Only the text should be kept: print every entry below exactly and leave each image out.

((

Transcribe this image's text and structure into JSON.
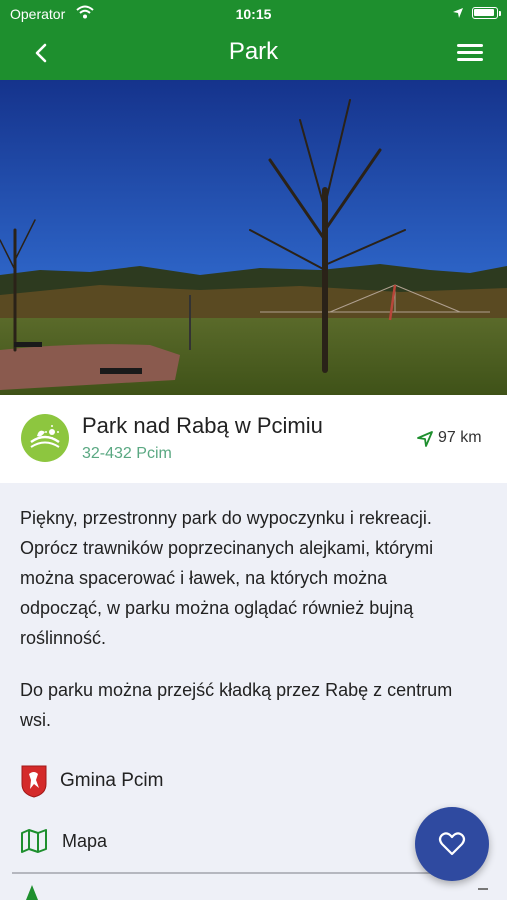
{
  "status_bar": {
    "carrier": "Operator",
    "time": "10:15"
  },
  "nav": {
    "title": "Park"
  },
  "place": {
    "name": "Park nad Rabą w Pcimiu",
    "postal": "32-432 Pcim",
    "distance": "97 km"
  },
  "description": {
    "p1": "Piękny, przestronny park do wypoczynku i rekreacji. Oprócz trawników poprzecinanych alejkami, którymi można spacerować i ławek, na których można odpocząć, w parku można oglądać również bujną roślinność.",
    "p2": "Do parku można przejść kładką przez Rabę z centrum wsi."
  },
  "links": {
    "gmina": "Gmina Pcim",
    "map": "Mapa"
  },
  "colors": {
    "header": "#1e8f2e",
    "fab": "#2f4aa0",
    "category": "#8dc63f",
    "postal": "#5aa882"
  },
  "icons": [
    "wifi-icon",
    "location-arrow-icon",
    "battery-icon",
    "back-chevron-icon",
    "menu-icon",
    "category-leaf-icon",
    "navigation-arrow-icon",
    "coat-of-arms-icon",
    "map-icon",
    "heart-icon"
  ]
}
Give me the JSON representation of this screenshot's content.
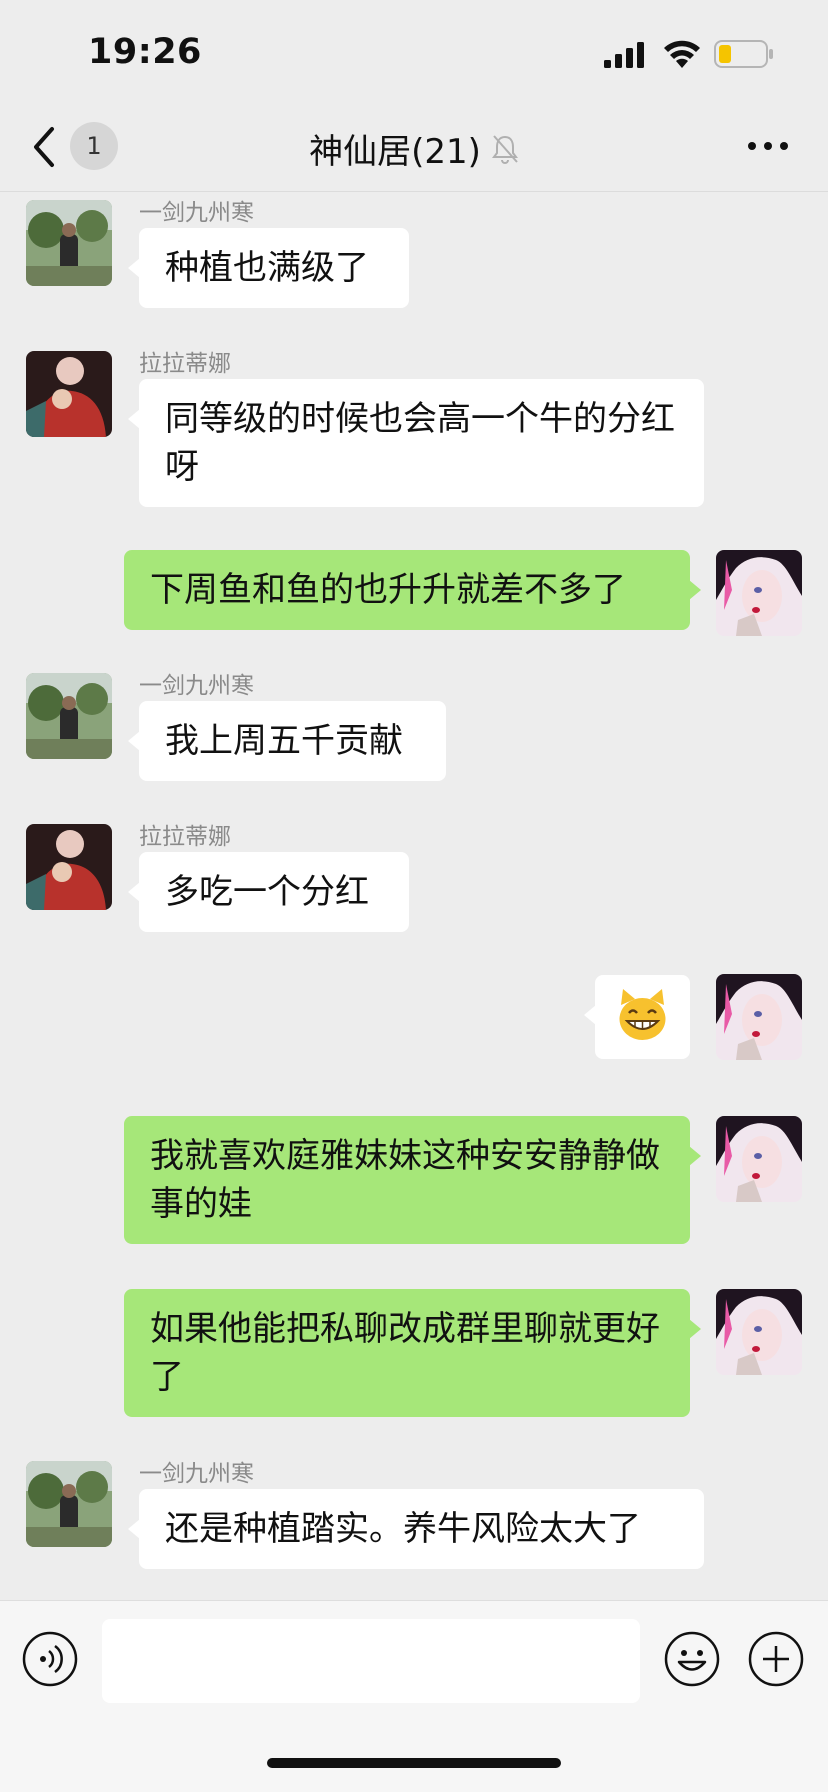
{
  "status_bar": {
    "time": "19:26",
    "battery_color": "#f5c400"
  },
  "nav": {
    "unread_count": "1",
    "title": "神仙居(21)"
  },
  "messages": [
    {
      "sender": "一剑九州寒",
      "text": "种植也满级了"
    },
    {
      "sender": "拉拉蒂娜",
      "text": "同等级的时候也会高一个牛的分红呀"
    },
    {
      "sender": "me",
      "text": "下周鱼和鱼的也升升就差不多了"
    },
    {
      "sender": "一剑九州寒",
      "text": "我上周五千贡献"
    },
    {
      "sender": "拉拉蒂娜",
      "text": "多吃一个分红"
    },
    {
      "sender": "me",
      "sticker": "grinning-cat-emoji"
    },
    {
      "sender": "me",
      "text": "我就喜欢庭雅妹妹这种安安静静做事的娃"
    },
    {
      "sender": "me",
      "text": "如果他能把私聊改成群里聊就更好了"
    },
    {
      "sender": "一剑九州寒",
      "text": "还是种植踏实。养牛风险太大了"
    }
  ],
  "input_bar": {
    "value": "",
    "icons": [
      "voice-icon",
      "emoji-icon",
      "plus-icon"
    ]
  },
  "colors": {
    "outgoing_bubble": "#a6e779",
    "incoming_bubble": "#ffffff",
    "background": "#ededed"
  }
}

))

■ **Completed task**:
Transcribe this image's text and structure into JSON.
{
  "status_bar": {
    "carrier": "Operator",
    "time": "10:15"
  },
  "nav": {
    "title": "Park"
  },
  "place": {
    "name": "Park nad Rabą w Pcimiu",
    "postal": "32-432 Pcim",
    "distance": "97 km"
  },
  "description": {
    "p1": "Piękny, przestronny park do wypoczynku i rekreacji. Oprócz trawników poprzecinanych alejkami, którymi można spacerować i ławek, na których można odpocząć, w parku można oglądać również bujną roślinność.",
    "p2": "Do parku można przejść kładką przez Rabę z centrum wsi."
  },
  "links": {
    "gmina": "Gmina Pcim",
    "map": "Mapa"
  },
  "colors": {
    "header": "#1e8f2e",
    "fab": "#2f4aa0",
    "category": "#8dc63f",
    "postal": "#5aa882"
  },
  "icons": [
    "wifi-icon",
    "location-arrow-icon",
    "battery-icon",
    "back-chevron-icon",
    "menu-icon",
    "category-leaf-icon",
    "navigation-arrow-icon",
    "coat-of-arms-icon",
    "map-icon",
    "heart-icon"
  ]
}
Give me the JSON representation of this screenshot's content.
{
  "status_bar": {
    "time": "19:26",
    "battery_color": "#f5c400"
  },
  "nav": {
    "unread_count": "1",
    "title": "神仙居(21)"
  },
  "messages": [
    {
      "sender": "一剑九州寒",
      "text": "种植也满级了"
    },
    {
      "sender": "拉拉蒂娜",
      "text": "同等级的时候也会高一个牛的分红呀"
    },
    {
      "sender": "me",
      "text": "下周鱼和鱼的也升升就差不多了"
    },
    {
      "sender": "一剑九州寒",
      "text": "我上周五千贡献"
    },
    {
      "sender": "拉拉蒂娜",
      "text": "多吃一个分红"
    },
    {
      "sender": "me",
      "sticker": "grinning-cat-emoji"
    },
    {
      "sender": "me",
      "text": "我就喜欢庭雅妹妹这种安安静静做事的娃"
    },
    {
      "sender": "me",
      "text": "如果他能把私聊改成群里聊就更好了"
    },
    {
      "sender": "一剑九州寒",
      "text": "还是种植踏实。养牛风险太大了"
    }
  ],
  "input_bar": {
    "value": "",
    "icons": [
      "voice-icon",
      "emoji-icon",
      "plus-icon"
    ]
  },
  "colors": {
    "outgoing_bubble": "#a6e779",
    "incoming_bubble": "#ffffff",
    "background": "#ededed"
  }
}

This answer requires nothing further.